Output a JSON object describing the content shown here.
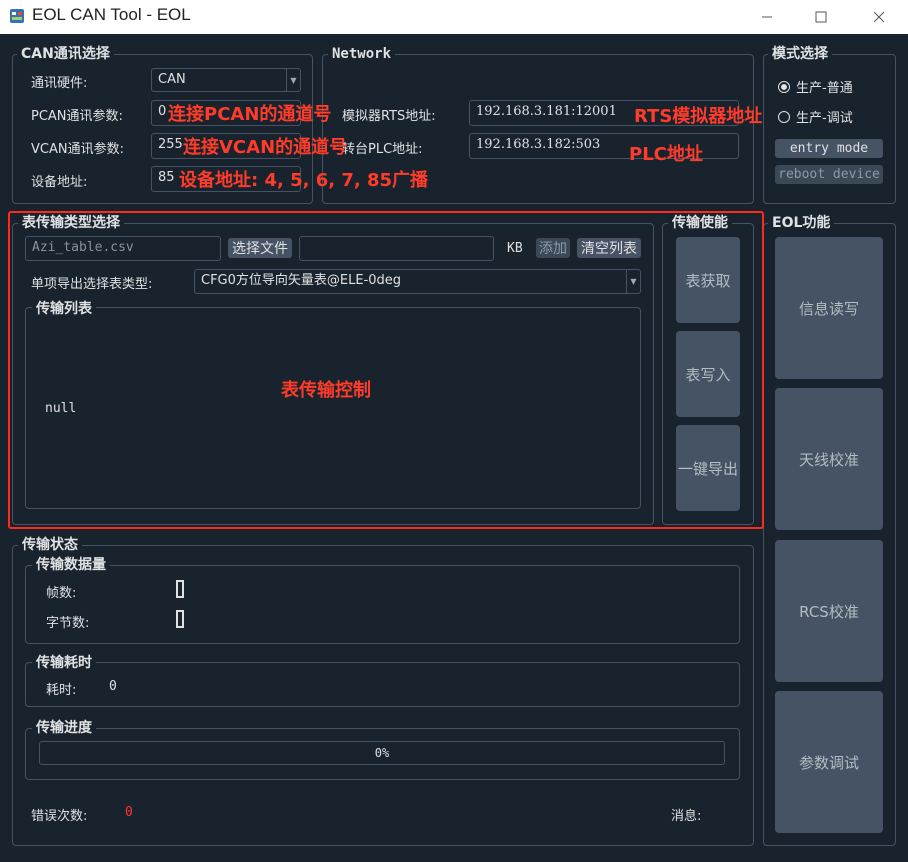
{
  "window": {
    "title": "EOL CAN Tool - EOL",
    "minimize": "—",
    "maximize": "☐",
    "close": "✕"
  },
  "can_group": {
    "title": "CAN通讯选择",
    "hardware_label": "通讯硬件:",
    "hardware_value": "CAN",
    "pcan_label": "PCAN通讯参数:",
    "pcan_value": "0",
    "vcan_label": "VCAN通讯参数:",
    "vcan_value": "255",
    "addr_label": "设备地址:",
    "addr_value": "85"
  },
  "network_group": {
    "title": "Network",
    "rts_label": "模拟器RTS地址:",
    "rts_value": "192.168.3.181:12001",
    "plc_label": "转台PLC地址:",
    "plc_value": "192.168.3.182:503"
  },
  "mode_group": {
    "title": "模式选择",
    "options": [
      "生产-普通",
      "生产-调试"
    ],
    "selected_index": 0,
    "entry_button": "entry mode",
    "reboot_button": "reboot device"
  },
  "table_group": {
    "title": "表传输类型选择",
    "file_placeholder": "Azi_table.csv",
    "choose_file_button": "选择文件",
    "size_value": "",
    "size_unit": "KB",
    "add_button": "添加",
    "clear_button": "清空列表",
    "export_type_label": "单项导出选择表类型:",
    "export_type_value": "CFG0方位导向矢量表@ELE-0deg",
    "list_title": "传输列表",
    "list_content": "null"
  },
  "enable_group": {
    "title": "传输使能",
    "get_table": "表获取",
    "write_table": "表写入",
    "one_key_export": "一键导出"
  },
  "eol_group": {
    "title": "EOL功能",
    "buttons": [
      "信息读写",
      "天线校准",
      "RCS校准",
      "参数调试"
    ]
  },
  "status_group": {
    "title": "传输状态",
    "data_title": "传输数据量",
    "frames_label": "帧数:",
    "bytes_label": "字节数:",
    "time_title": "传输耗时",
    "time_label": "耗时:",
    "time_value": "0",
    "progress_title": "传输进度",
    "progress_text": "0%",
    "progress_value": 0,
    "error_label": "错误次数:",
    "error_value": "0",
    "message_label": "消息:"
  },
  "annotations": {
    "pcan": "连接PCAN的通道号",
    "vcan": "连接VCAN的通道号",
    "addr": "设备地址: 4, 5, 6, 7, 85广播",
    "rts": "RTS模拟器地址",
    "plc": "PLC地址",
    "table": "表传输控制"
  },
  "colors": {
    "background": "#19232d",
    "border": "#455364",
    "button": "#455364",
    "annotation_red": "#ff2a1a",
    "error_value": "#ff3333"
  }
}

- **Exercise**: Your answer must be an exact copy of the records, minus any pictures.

- **Expected answer**:
Output a JSON object describing the content shown here.
{
  "window": {
    "title": "EOL CAN Tool - EOL",
    "minimize": "—",
    "maximize": "☐",
    "close": "✕"
  },
  "can_group": {
    "title": "CAN通讯选择",
    "hardware_label": "通讯硬件:",
    "hardware_value": "CAN",
    "pcan_label": "PCAN通讯参数:",
    "pcan_value": "0",
    "vcan_label": "VCAN通讯参数:",
    "vcan_value": "255",
    "addr_label": "设备地址:",
    "addr_value": "85"
  },
  "network_group": {
    "title": "Network",
    "rts_label": "模拟器RTS地址:",
    "rts_value": "192.168.3.181:12001",
    "plc_label": "转台PLC地址:",
    "plc_value": "192.168.3.182:503"
  },
  "mode_group": {
    "title": "模式选择",
    "options": [
      "生产-普通",
      "生产-调试"
    ],
    "selected_index": 0,
    "entry_button": "entry mode",
    "reboot_button": "reboot device"
  },
  "table_group": {
    "title": "表传输类型选择",
    "file_placeholder": "Azi_table.csv",
    "choose_file_button": "选择文件",
    "size_value": "",
    "size_unit": "KB",
    "add_button": "添加",
    "clear_button": "清空列表",
    "export_type_label": "单项导出选择表类型:",
    "export_type_value": "CFG0方位导向矢量表@ELE-0deg",
    "list_title": "传输列表",
    "list_content": "null"
  },
  "enable_group": {
    "title": "传输使能",
    "get_table": "表获取",
    "write_table": "表写入",
    "one_key_export": "一键导出"
  },
  "eol_group": {
    "title": "EOL功能",
    "buttons": [
      "信息读写",
      "天线校准",
      "RCS校准",
      "参数调试"
    ]
  },
  "status_group": {
    "title": "传输状态",
    "data_title": "传输数据量",
    "frames_label": "帧数:",
    "bytes_label": "字节数:",
    "time_title": "传输耗时",
    "time_label": "耗时:",
    "time_value": "0",
    "progress_title": "传输进度",
    "progress_text": "0%",
    "progress_value": 0,
    "error_label": "错误次数:",
    "error_value": "0",
    "message_label": "消息:"
  },
  "annotations": {
    "pcan": "连接PCAN的通道号",
    "vcan": "连接VCAN的通道号",
    "addr": "设备地址: 4, 5, 6, 7, 85广播",
    "rts": "RTS模拟器地址",
    "plc": "PLC地址",
    "table": "表传输控制"
  },
  "colors": {
    "background": "#19232d",
    "border": "#455364",
    "button": "#455364",
    "annotation_red": "#ff2a1a",
    "error_value": "#ff3333"
  }
}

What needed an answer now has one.